* _Assignment_: Your response should be an exact reproduction of the data below, beginning at the line containing "Convert this screenshot" and ending with the final line.

______

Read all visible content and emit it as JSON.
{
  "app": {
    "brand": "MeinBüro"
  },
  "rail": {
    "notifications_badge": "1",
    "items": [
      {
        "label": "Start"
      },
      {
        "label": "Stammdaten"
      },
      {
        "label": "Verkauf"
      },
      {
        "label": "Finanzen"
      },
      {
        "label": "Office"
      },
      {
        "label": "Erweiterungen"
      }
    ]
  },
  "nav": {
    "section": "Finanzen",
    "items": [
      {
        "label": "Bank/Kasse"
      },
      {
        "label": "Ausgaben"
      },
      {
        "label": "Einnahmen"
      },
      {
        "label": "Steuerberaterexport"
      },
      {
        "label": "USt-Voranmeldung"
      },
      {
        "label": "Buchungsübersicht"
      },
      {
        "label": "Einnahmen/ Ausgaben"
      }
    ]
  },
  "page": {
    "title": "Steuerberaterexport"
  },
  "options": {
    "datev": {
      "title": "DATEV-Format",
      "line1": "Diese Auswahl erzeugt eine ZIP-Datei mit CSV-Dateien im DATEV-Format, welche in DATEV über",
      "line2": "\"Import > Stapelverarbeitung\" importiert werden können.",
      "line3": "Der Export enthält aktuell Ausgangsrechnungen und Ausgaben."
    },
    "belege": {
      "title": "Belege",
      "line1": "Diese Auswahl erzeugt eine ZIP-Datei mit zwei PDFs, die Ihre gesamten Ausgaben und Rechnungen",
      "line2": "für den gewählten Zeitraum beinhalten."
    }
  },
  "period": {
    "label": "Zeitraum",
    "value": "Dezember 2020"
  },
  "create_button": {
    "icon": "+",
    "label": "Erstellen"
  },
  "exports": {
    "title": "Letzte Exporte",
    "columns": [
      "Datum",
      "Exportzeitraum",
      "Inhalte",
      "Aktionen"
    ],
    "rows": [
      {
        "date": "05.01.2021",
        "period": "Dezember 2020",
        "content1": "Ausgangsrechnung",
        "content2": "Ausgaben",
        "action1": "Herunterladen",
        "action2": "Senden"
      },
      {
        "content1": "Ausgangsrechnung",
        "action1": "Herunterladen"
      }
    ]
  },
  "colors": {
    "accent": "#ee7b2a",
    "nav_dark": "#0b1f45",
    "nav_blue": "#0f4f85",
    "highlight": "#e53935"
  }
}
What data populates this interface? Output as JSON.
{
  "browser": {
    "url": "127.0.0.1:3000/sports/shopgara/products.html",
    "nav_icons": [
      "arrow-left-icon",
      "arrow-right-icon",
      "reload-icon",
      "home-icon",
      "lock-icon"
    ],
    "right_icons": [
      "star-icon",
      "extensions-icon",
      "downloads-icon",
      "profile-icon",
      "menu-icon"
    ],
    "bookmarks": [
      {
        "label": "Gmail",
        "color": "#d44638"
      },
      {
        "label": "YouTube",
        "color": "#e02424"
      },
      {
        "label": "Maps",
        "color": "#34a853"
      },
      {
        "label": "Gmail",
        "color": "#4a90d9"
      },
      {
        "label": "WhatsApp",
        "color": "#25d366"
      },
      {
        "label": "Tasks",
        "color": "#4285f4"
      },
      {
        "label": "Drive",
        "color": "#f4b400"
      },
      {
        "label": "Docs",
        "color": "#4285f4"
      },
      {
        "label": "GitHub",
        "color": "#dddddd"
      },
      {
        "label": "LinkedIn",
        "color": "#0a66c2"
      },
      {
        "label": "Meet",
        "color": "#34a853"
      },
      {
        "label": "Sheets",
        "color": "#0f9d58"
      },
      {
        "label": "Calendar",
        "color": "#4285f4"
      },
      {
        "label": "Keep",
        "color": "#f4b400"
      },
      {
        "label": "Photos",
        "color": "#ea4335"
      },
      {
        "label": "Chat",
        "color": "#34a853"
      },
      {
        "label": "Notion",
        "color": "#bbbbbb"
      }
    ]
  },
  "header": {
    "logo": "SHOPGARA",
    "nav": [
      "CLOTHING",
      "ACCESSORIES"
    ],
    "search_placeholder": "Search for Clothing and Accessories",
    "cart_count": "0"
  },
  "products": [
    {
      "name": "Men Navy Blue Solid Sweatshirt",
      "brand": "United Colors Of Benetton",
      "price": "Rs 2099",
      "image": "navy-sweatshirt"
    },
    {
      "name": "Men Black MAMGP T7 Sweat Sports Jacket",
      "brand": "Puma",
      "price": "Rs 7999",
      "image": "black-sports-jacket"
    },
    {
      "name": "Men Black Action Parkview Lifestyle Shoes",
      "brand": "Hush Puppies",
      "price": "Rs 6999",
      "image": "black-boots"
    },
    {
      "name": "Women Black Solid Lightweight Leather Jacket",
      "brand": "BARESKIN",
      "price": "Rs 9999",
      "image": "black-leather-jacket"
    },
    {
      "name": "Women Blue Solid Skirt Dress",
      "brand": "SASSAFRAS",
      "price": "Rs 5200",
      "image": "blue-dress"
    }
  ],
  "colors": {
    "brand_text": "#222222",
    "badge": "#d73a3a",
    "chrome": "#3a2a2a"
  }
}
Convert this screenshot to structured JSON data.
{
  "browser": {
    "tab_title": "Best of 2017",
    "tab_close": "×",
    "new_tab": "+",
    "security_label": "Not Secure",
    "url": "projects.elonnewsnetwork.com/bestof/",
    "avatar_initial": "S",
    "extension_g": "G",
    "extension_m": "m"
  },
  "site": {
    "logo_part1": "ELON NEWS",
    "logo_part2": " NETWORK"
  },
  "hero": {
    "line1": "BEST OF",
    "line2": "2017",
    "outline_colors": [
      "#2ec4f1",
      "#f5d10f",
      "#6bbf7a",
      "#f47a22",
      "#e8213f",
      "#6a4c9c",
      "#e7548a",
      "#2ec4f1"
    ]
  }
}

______

* _Answer_:
Convert this screenshot to structured JSON data.
{
  "browser": {
    "tab_title": "Best of 2017",
    "tab_close": "×",
    "new_tab": "+",
    "security_label": "Not Secure",
    "url": "projects.elonnewsnetwork.com/bestof/",
    "avatar_initial": "S",
    "extension_g": "G",
    "extension_m": "m"
  },
  "site": {
    "logo_part1": "ELON NEWS",
    "logo_part2": " NETWORK"
  },
  "hero": {
    "line1": "BEST OF",
    "line2": "2017",
    "outline_colors": [
      "#2ec4f1",
      "#f5d10f",
      "#6bbf7a",
      "#f47a22",
      "#e8213f",
      "#6a4c9c",
      "#e7548a",
      "#2ec4f1"
    ]
  }
}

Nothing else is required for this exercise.